As I climbed, all I had done in my past came flooding into my heart and mind. As I worked to think about how much hurt I done everyone, including my own vessel’s captain, something unusual happened. I raised my eyes to where the magpie had been. She was not there, yet I could see a wet nose over the island’s edge, just sniffing at the air. Then I saw another. Soon, I saw whiskers, then a fanfare of eyes peering down into my own.
I’m not alone, I thought. “I’ll be damned if I am not alone!” I shouted.
“Alone?” A water rat shouted. “What’d you think you’s something special or what? You ain’t nothing special! Ain’t nothing you been through we ain’t been through! Now, get your skinny little ass up here, already! The feast will soon be served, then it’ll be getting cold!”
Feast? I suddenly felt hunger for something other than drilling—for the first time in a long time.
By and by, I gradually made it up all them steps, and found myself being pulled up by numerous arms. They were plump and warm arms. Once atop the promontories, I was welcomed with hardy slaps on the back, shuffling and clapping of paws.
“Come and see.” The water rat pulled me toward where the promontories met the island’s edge.
What I saw when I looked down into the island stunned me. There inside the volcano there was life teaming—and more abundant than what seemed possible to fit inside! I could smell good cookings, and just about fell backward when I heard the words, “Ahoy, mate!”
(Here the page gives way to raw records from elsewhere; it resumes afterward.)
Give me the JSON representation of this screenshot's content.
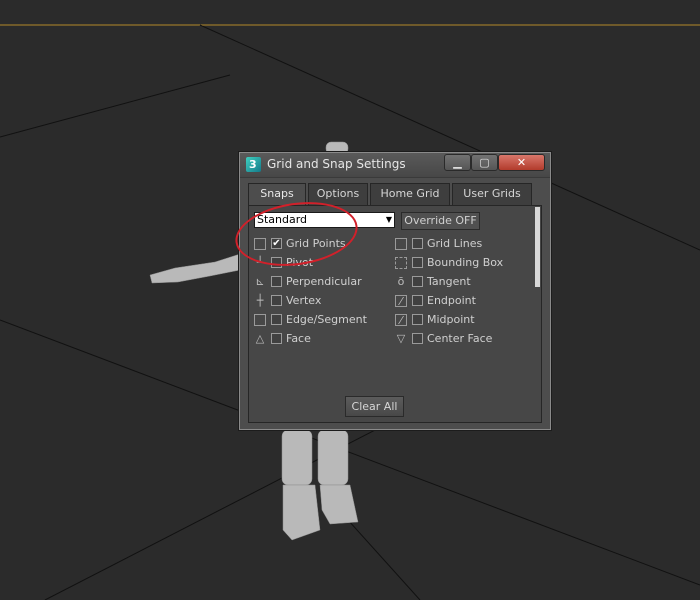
{
  "window": {
    "title": "Grid and Snap Settings",
    "controls": {
      "minimize": "▁",
      "maximize": "▢",
      "close": "✕"
    }
  },
  "tabs": [
    {
      "label": "Snaps",
      "active": true
    },
    {
      "label": "Options",
      "active": false
    },
    {
      "label": "Home Grid",
      "active": false
    },
    {
      "label": "User Grids",
      "active": false
    }
  ],
  "snaps": {
    "preset": "Standard",
    "override_label": "Override OFF",
    "left": [
      {
        "label": "Grid Points",
        "checked": true,
        "icon": "square-icon"
      },
      {
        "label": "Pivot",
        "checked": false,
        "icon": "pivot-icon"
      },
      {
        "label": "Perpendicular",
        "checked": false,
        "icon": "perpendicular-icon"
      },
      {
        "label": "Vertex",
        "checked": false,
        "icon": "vertex-icon"
      },
      {
        "label": "Edge/Segment",
        "checked": false,
        "icon": "square-icon"
      },
      {
        "label": "Face",
        "checked": false,
        "icon": "triangle-icon"
      }
    ],
    "right": [
      {
        "label": "Grid Lines",
        "checked": false,
        "icon": "square-icon"
      },
      {
        "label": "Bounding Box",
        "checked": false,
        "icon": "bounding-box-icon"
      },
      {
        "label": "Tangent",
        "checked": false,
        "icon": "tangent-icon"
      },
      {
        "label": "Endpoint",
        "checked": false,
        "icon": "endpoint-icon"
      },
      {
        "label": "Midpoint",
        "checked": false,
        "icon": "midpoint-icon"
      },
      {
        "label": "Center Face",
        "checked": false,
        "icon": "center-face-icon"
      }
    ],
    "clear_all_label": "Clear All"
  },
  "colors": {
    "viewport_bg": "#2b2b2b",
    "dialog_bg": "#4d4d4d",
    "highlight": "#d2202a",
    "horizon": "#b38a2a"
  }
}
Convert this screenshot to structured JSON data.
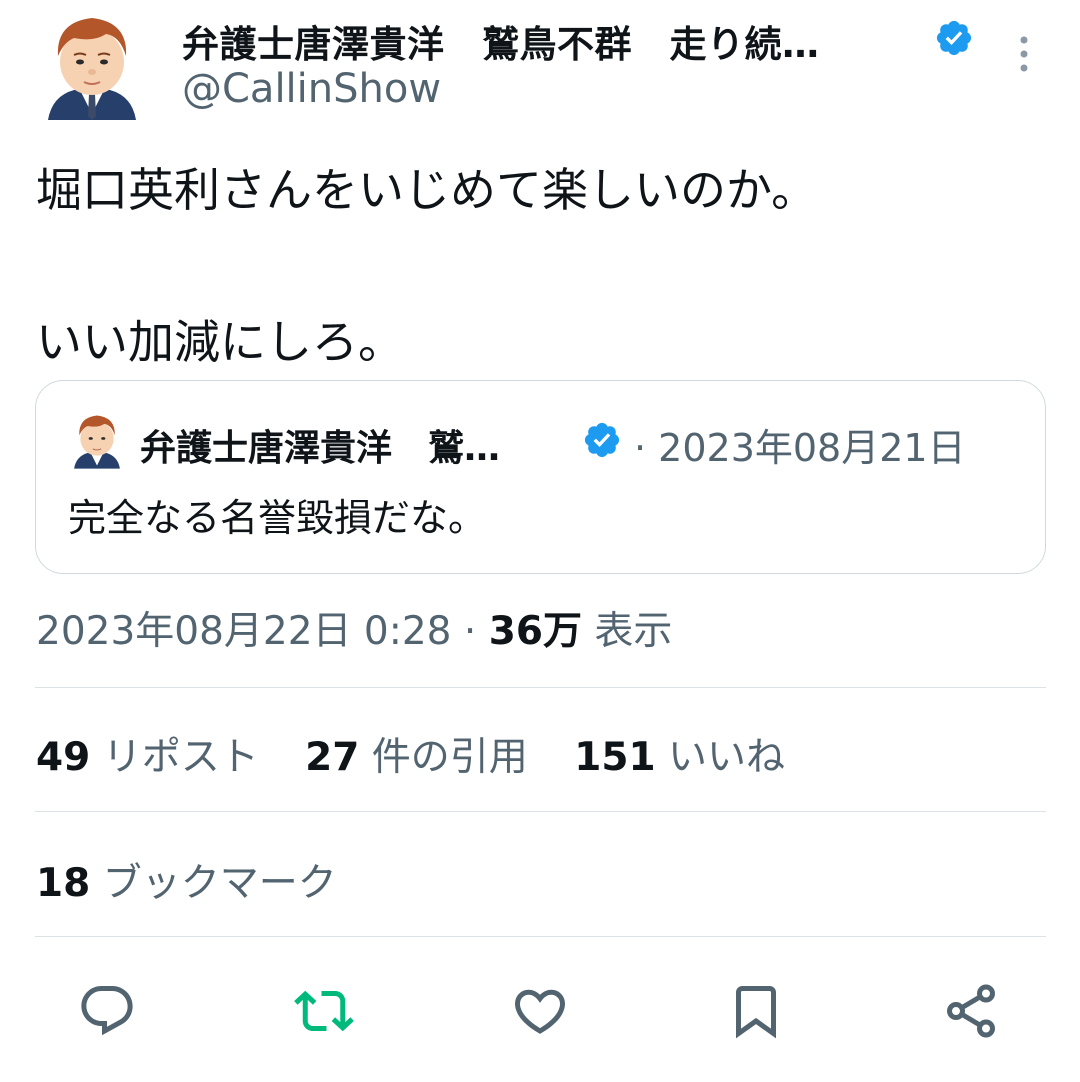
{
  "tweet": {
    "author_name": "弁護士唐澤貴洋　鷲鳥不群　走り続…",
    "author_handle": "@CallinShow",
    "text": "堀口英利さんをいじめて楽しいのか。\n\nいい加減にしろ。",
    "timestamp": "2023年08月22日 0:28",
    "meta_separator": " · ",
    "views_count": "36万",
    "views_label": "表示"
  },
  "quote": {
    "author_name": "弁護士唐澤貴洋　鷲…",
    "date": "· 2023年08月21日",
    "text": "完全なる名誉毀損だな。"
  },
  "stats": {
    "reposts": {
      "count": "49",
      "label": "リポスト"
    },
    "quotes": {
      "count": "27",
      "label": "件の引用"
    },
    "likes": {
      "count": "151",
      "label": "いいね"
    },
    "bookmarks": {
      "count": "18",
      "label": "ブックマーク"
    }
  },
  "actions": [
    {
      "icon": "reply-icon"
    },
    {
      "icon": "retweet-icon",
      "color": "#00ba7c"
    },
    {
      "icon": "like-icon"
    },
    {
      "icon": "bookmark-icon"
    },
    {
      "icon": "share-icon"
    }
  ],
  "colors": {
    "text": "#0f1419",
    "secondary": "#536471",
    "verified": "#1d9bf0",
    "retweet_active": "#00ba7c",
    "border": "#cfd9de"
  }
}
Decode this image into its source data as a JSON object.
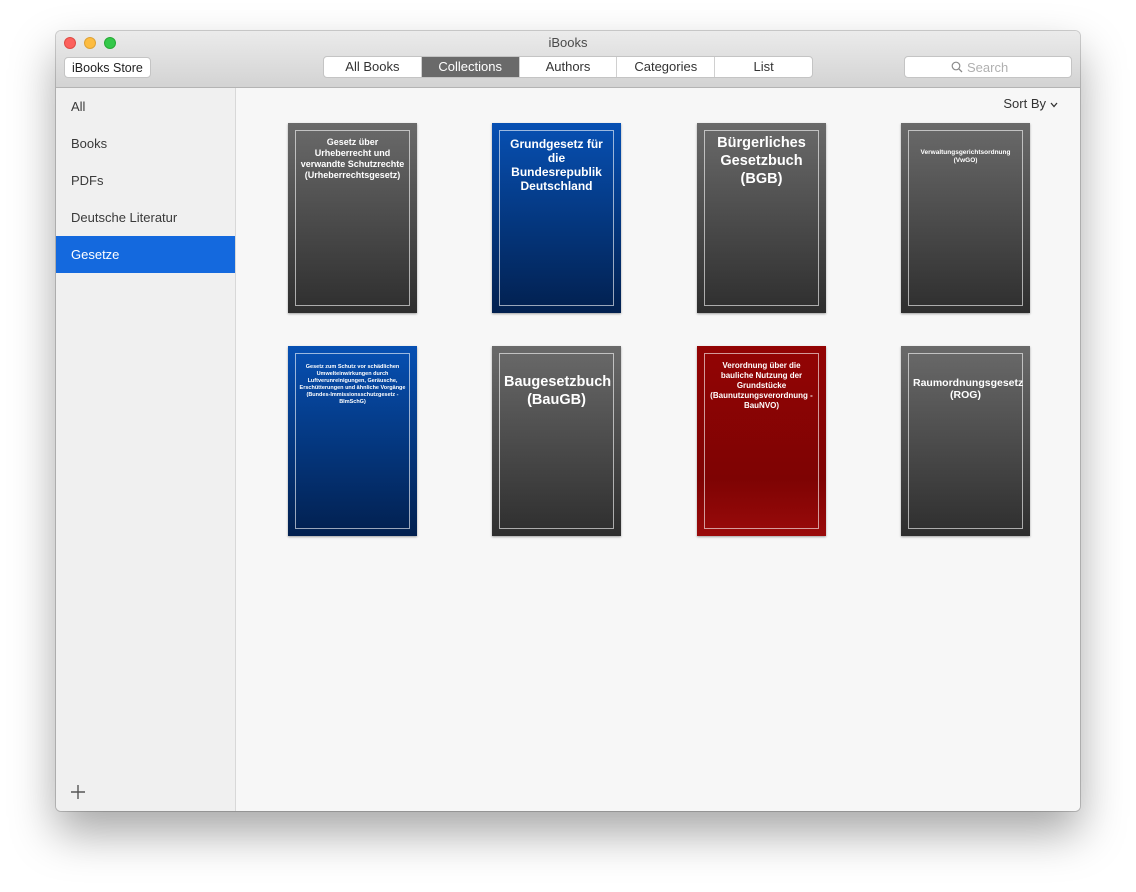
{
  "window": {
    "title": "iBooks"
  },
  "toolbar": {
    "store_label": "iBooks Store",
    "tabs": [
      {
        "label": "All Books",
        "active": false
      },
      {
        "label": "Collections",
        "active": true
      },
      {
        "label": "Authors",
        "active": false
      },
      {
        "label": "Categories",
        "active": false
      },
      {
        "label": "List",
        "active": false
      }
    ],
    "search_placeholder": "Search"
  },
  "sidebar": {
    "items": [
      {
        "label": "All"
      },
      {
        "label": "Books"
      },
      {
        "label": "PDFs"
      },
      {
        "label": "Deutsche Literatur"
      },
      {
        "label": "Gesetze",
        "selected": true
      }
    ],
    "add_icon": "plus-icon"
  },
  "content": {
    "sort_label": "Sort By",
    "books": [
      {
        "title": "Gesetz über Urheberrecht und verwandte Schutzrechte (Urheberrechtsgesetz)",
        "color": "gray"
      },
      {
        "title": "Grundgesetz für die Bundesrepublik Deutschland",
        "color": "blue"
      },
      {
        "title": "Bürgerliches Gesetzbuch (BGB)",
        "color": "gray"
      },
      {
        "title": "Verwaltungsgerichtsordnung (VwGO)",
        "color": "gray"
      },
      {
        "title": "Gesetz zum Schutz vor schädlichen Umwelteinwirkungen durch Luftverunreinigungen, Geräusche, Erschütterungen und ähnliche Vorgänge (Bundes-Immissionsschutzgesetz - BImSchG)",
        "color": "blue"
      },
      {
        "title": "Baugesetzbuch (BauGB)",
        "color": "gray"
      },
      {
        "title": "Verordnung über die bauliche Nutzung der Grundstücke (Baunutzungsverordnung - BauNVO)",
        "color": "red"
      },
      {
        "title": "Raumordnungsgesetz (ROG)",
        "color": "gray"
      }
    ]
  },
  "colors": {
    "selection": "#1469de",
    "active_tab": "#6a6a6a",
    "book_gray": "#4a4a4a",
    "book_blue": "#053a8a",
    "book_red": "#8a0303"
  }
}
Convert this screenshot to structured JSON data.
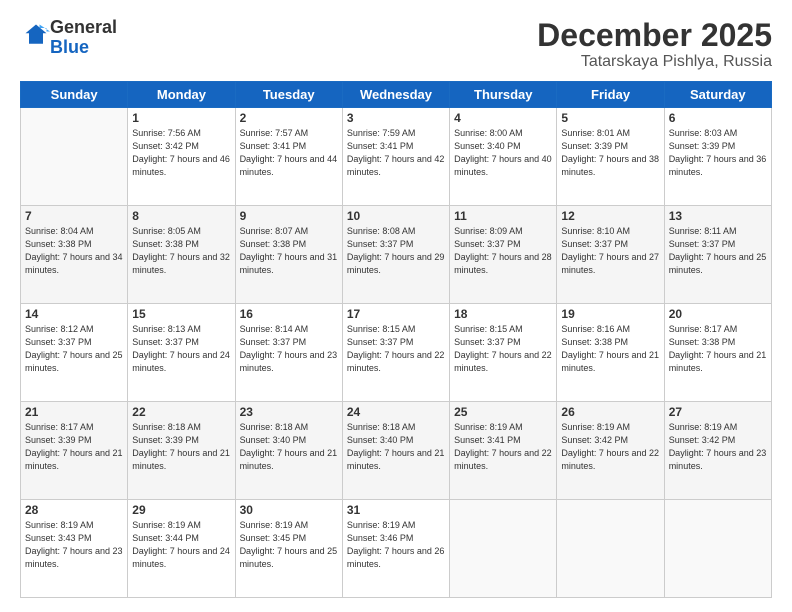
{
  "logo": {
    "general": "General",
    "blue": "Blue"
  },
  "title": "December 2025",
  "subtitle": "Tatarskaya Pishlya, Russia",
  "days_of_week": [
    "Sunday",
    "Monday",
    "Tuesday",
    "Wednesday",
    "Thursday",
    "Friday",
    "Saturday"
  ],
  "weeks": [
    [
      {
        "day": "",
        "empty": true
      },
      {
        "day": "1",
        "sunrise": "Sunrise: 7:56 AM",
        "sunset": "Sunset: 3:42 PM",
        "daylight": "Daylight: 7 hours and 46 minutes."
      },
      {
        "day": "2",
        "sunrise": "Sunrise: 7:57 AM",
        "sunset": "Sunset: 3:41 PM",
        "daylight": "Daylight: 7 hours and 44 minutes."
      },
      {
        "day": "3",
        "sunrise": "Sunrise: 7:59 AM",
        "sunset": "Sunset: 3:41 PM",
        "daylight": "Daylight: 7 hours and 42 minutes."
      },
      {
        "day": "4",
        "sunrise": "Sunrise: 8:00 AM",
        "sunset": "Sunset: 3:40 PM",
        "daylight": "Daylight: 7 hours and 40 minutes."
      },
      {
        "day": "5",
        "sunrise": "Sunrise: 8:01 AM",
        "sunset": "Sunset: 3:39 PM",
        "daylight": "Daylight: 7 hours and 38 minutes."
      },
      {
        "day": "6",
        "sunrise": "Sunrise: 8:03 AM",
        "sunset": "Sunset: 3:39 PM",
        "daylight": "Daylight: 7 hours and 36 minutes."
      }
    ],
    [
      {
        "day": "7",
        "sunrise": "Sunrise: 8:04 AM",
        "sunset": "Sunset: 3:38 PM",
        "daylight": "Daylight: 7 hours and 34 minutes."
      },
      {
        "day": "8",
        "sunrise": "Sunrise: 8:05 AM",
        "sunset": "Sunset: 3:38 PM",
        "daylight": "Daylight: 7 hours and 32 minutes."
      },
      {
        "day": "9",
        "sunrise": "Sunrise: 8:07 AM",
        "sunset": "Sunset: 3:38 PM",
        "daylight": "Daylight: 7 hours and 31 minutes."
      },
      {
        "day": "10",
        "sunrise": "Sunrise: 8:08 AM",
        "sunset": "Sunset: 3:37 PM",
        "daylight": "Daylight: 7 hours and 29 minutes."
      },
      {
        "day": "11",
        "sunrise": "Sunrise: 8:09 AM",
        "sunset": "Sunset: 3:37 PM",
        "daylight": "Daylight: 7 hours and 28 minutes."
      },
      {
        "day": "12",
        "sunrise": "Sunrise: 8:10 AM",
        "sunset": "Sunset: 3:37 PM",
        "daylight": "Daylight: 7 hours and 27 minutes."
      },
      {
        "day": "13",
        "sunrise": "Sunrise: 8:11 AM",
        "sunset": "Sunset: 3:37 PM",
        "daylight": "Daylight: 7 hours and 25 minutes."
      }
    ],
    [
      {
        "day": "14",
        "sunrise": "Sunrise: 8:12 AM",
        "sunset": "Sunset: 3:37 PM",
        "daylight": "Daylight: 7 hours and 25 minutes."
      },
      {
        "day": "15",
        "sunrise": "Sunrise: 8:13 AM",
        "sunset": "Sunset: 3:37 PM",
        "daylight": "Daylight: 7 hours and 24 minutes."
      },
      {
        "day": "16",
        "sunrise": "Sunrise: 8:14 AM",
        "sunset": "Sunset: 3:37 PM",
        "daylight": "Daylight: 7 hours and 23 minutes."
      },
      {
        "day": "17",
        "sunrise": "Sunrise: 8:15 AM",
        "sunset": "Sunset: 3:37 PM",
        "daylight": "Daylight: 7 hours and 22 minutes."
      },
      {
        "day": "18",
        "sunrise": "Sunrise: 8:15 AM",
        "sunset": "Sunset: 3:37 PM",
        "daylight": "Daylight: 7 hours and 22 minutes."
      },
      {
        "day": "19",
        "sunrise": "Sunrise: 8:16 AM",
        "sunset": "Sunset: 3:38 PM",
        "daylight": "Daylight: 7 hours and 21 minutes."
      },
      {
        "day": "20",
        "sunrise": "Sunrise: 8:17 AM",
        "sunset": "Sunset: 3:38 PM",
        "daylight": "Daylight: 7 hours and 21 minutes."
      }
    ],
    [
      {
        "day": "21",
        "sunrise": "Sunrise: 8:17 AM",
        "sunset": "Sunset: 3:39 PM",
        "daylight": "Daylight: 7 hours and 21 minutes."
      },
      {
        "day": "22",
        "sunrise": "Sunrise: 8:18 AM",
        "sunset": "Sunset: 3:39 PM",
        "daylight": "Daylight: 7 hours and 21 minutes."
      },
      {
        "day": "23",
        "sunrise": "Sunrise: 8:18 AM",
        "sunset": "Sunset: 3:40 PM",
        "daylight": "Daylight: 7 hours and 21 minutes."
      },
      {
        "day": "24",
        "sunrise": "Sunrise: 8:18 AM",
        "sunset": "Sunset: 3:40 PM",
        "daylight": "Daylight: 7 hours and 21 minutes."
      },
      {
        "day": "25",
        "sunrise": "Sunrise: 8:19 AM",
        "sunset": "Sunset: 3:41 PM",
        "daylight": "Daylight: 7 hours and 22 minutes."
      },
      {
        "day": "26",
        "sunrise": "Sunrise: 8:19 AM",
        "sunset": "Sunset: 3:42 PM",
        "daylight": "Daylight: 7 hours and 22 minutes."
      },
      {
        "day": "27",
        "sunrise": "Sunrise: 8:19 AM",
        "sunset": "Sunset: 3:42 PM",
        "daylight": "Daylight: 7 hours and 23 minutes."
      }
    ],
    [
      {
        "day": "28",
        "sunrise": "Sunrise: 8:19 AM",
        "sunset": "Sunset: 3:43 PM",
        "daylight": "Daylight: 7 hours and 23 minutes."
      },
      {
        "day": "29",
        "sunrise": "Sunrise: 8:19 AM",
        "sunset": "Sunset: 3:44 PM",
        "daylight": "Daylight: 7 hours and 24 minutes."
      },
      {
        "day": "30",
        "sunrise": "Sunrise: 8:19 AM",
        "sunset": "Sunset: 3:45 PM",
        "daylight": "Daylight: 7 hours and 25 minutes."
      },
      {
        "day": "31",
        "sunrise": "Sunrise: 8:19 AM",
        "sunset": "Sunset: 3:46 PM",
        "daylight": "Daylight: 7 hours and 26 minutes."
      },
      {
        "day": "",
        "empty": true
      },
      {
        "day": "",
        "empty": true
      },
      {
        "day": "",
        "empty": true
      }
    ]
  ]
}
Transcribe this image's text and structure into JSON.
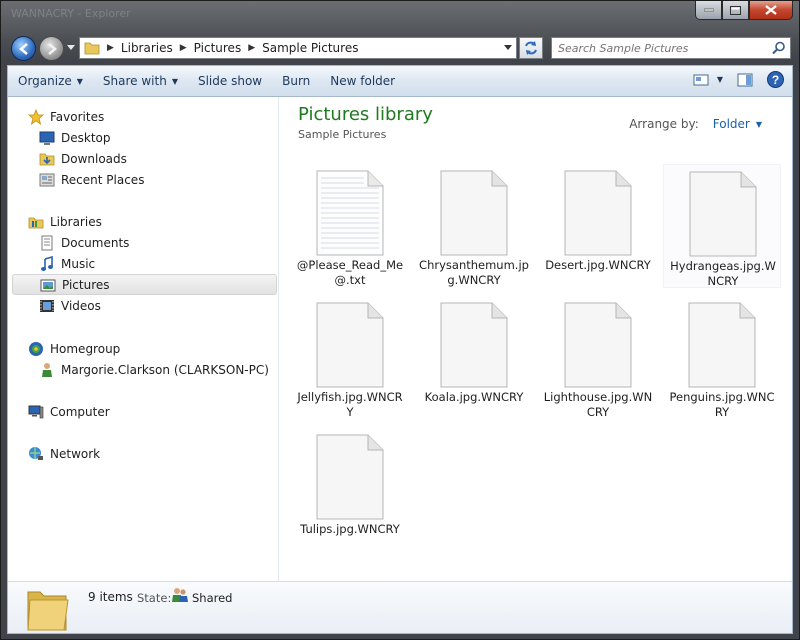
{
  "window": {
    "ghost_title": "WANNACRY - Explorer"
  },
  "address": {
    "segments": [
      "Libraries",
      "Pictures",
      "Sample Pictures"
    ]
  },
  "search": {
    "placeholder": "Search Sample Pictures"
  },
  "toolbar": {
    "organize": "Organize",
    "share_with": "Share with",
    "slide_show": "Slide show",
    "burn": "Burn",
    "new_folder": "New folder"
  },
  "nav": {
    "favorites": "Favorites",
    "desktop": "Desktop",
    "downloads": "Downloads",
    "recent_places": "Recent Places",
    "libraries": "Libraries",
    "documents": "Documents",
    "music": "Music",
    "pictures": "Pictures",
    "videos": "Videos",
    "homegroup": "Homegroup",
    "homegroup_user": "Margorie.Clarkson (CLARKSON-PC)",
    "computer": "Computer",
    "network": "Network"
  },
  "main": {
    "title": "Pictures library",
    "subtitle": "Sample Pictures",
    "arrange_label": "Arrange by:",
    "arrange_value": "Folder"
  },
  "files": [
    {
      "name": "@Please_Read_Me@.txt",
      "icon": "text-file-icon"
    },
    {
      "name": "Chrysanthemum.jpg.WNCRY",
      "icon": "blank-file-icon"
    },
    {
      "name": "Desert.jpg.WNCRY",
      "icon": "blank-file-icon"
    },
    {
      "name": "Hydrangeas.jpg.WNCRY",
      "icon": "blank-file-icon"
    },
    {
      "name": "Jellyfish.jpg.WNCRY",
      "icon": "blank-file-icon"
    },
    {
      "name": "Koala.jpg.WNCRY",
      "icon": "blank-file-icon"
    },
    {
      "name": "Lighthouse.jpg.WNCRY",
      "icon": "blank-file-icon"
    },
    {
      "name": "Penguins.jpg.WNCRY",
      "icon": "blank-file-icon"
    },
    {
      "name": "Tulips.jpg.WNCRY",
      "icon": "blank-file-icon"
    }
  ],
  "status": {
    "count": "9 items",
    "state_label": "State:",
    "state_value": "Shared"
  },
  "colors": {
    "library_title": "#1e7a1e",
    "link": "#1f5fa9",
    "selection": "#e2e2e2"
  }
}
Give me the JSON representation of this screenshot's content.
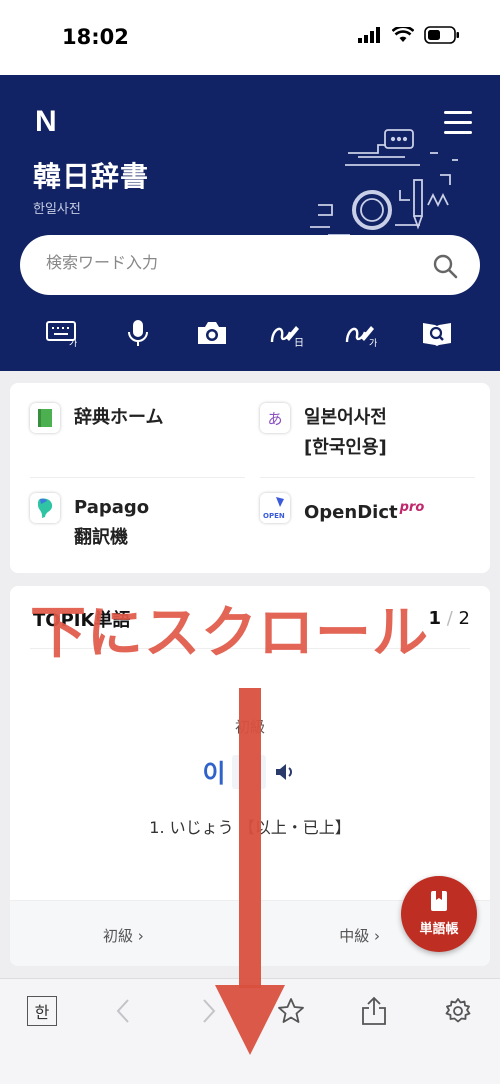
{
  "status_bar": {
    "time": "18:02"
  },
  "header": {
    "logo": "N",
    "title": "韓日辞書",
    "subtitle": "한일사전"
  },
  "search": {
    "placeholder": "検索ワード入力"
  },
  "tools": [
    "keyboard-icon",
    "microphone-icon",
    "camera-icon",
    "handwriting-japanese-icon",
    "handwriting-korean-icon",
    "dictionary-search-icon"
  ],
  "quick_links": [
    {
      "label": "辞典ホーム",
      "icon": "book-icon"
    },
    {
      "label_line1": "일본어사전",
      "label_line2": "[한국인용]",
      "icon": "hiragana-a-icon",
      "glyph": "あ"
    },
    {
      "label_line1": "Papago",
      "label_line2": "翻訳機",
      "icon": "papago-icon"
    },
    {
      "label": "OpenDict",
      "badge": "pro",
      "icon": "opendict-icon",
      "glyph": "OPEN"
    }
  ],
  "topik": {
    "title": "TOPIK単語",
    "page_current": "1",
    "page_sep": "/",
    "page_total": "2",
    "level": "初級",
    "word": "이",
    "meaning": "1. いじょう 【以上・已上】",
    "prev_label": "初級 ›",
    "next_label": "中級 ›"
  },
  "fab": {
    "label": "単語帳"
  },
  "bottom_bar": {
    "han": "한"
  },
  "overlay": {
    "text": "下にスクロール"
  },
  "colors": {
    "header_bg": "#122365",
    "accent_red": "#bf2e22",
    "word_blue": "#2f63c9",
    "overlay_red": "#e05a4a"
  }
}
It was my captain! He’d survived. He’d made it through the storm, and into the island. A sense of peace swept over me. I looked around and saw a motley crew of every sort of creature I would never have crossed paths with in my life. Yet, there they were, clamoring about me just about as helpful and caring as though we’d known one another over twenty life times.
I was awake, so it felt. I was awake for the first time in my life. And, it was a good feeling. It was so good, it was better than my best days, drilling. I had come into a society that understood me. I had turned my heart full astern back to my God. I would learn a set of principles I could begin to practice in my dealings with my fellows.
And, I was hungry at just the right time for a feast. It was a feast that had been being prepared for me, even as I had been drilling holes back in the day—drilling holes into the hull of my own captain’s vessel!
I made it into the island. I enjoyed many more feasts. Some days were good—really good. Some, not so good. Yet, I was not alone. And good thing I wasn’t. As I was being prepared. I wasn’t rushed but told to take all the time I needed. Yet, I knew what it was leading to—my new society was clean and honest about that. I would have to mend my vessel and set back out on the Ocean. I would not be alone, yet I would need to learn how to stand on my own—how to be responsible for what I could do on my own, and how to depend on my God and my captain to do form me what I knew better than trying to do for myself. I would learn how to have faith in other’s promises, and how to keep my own promises made to others.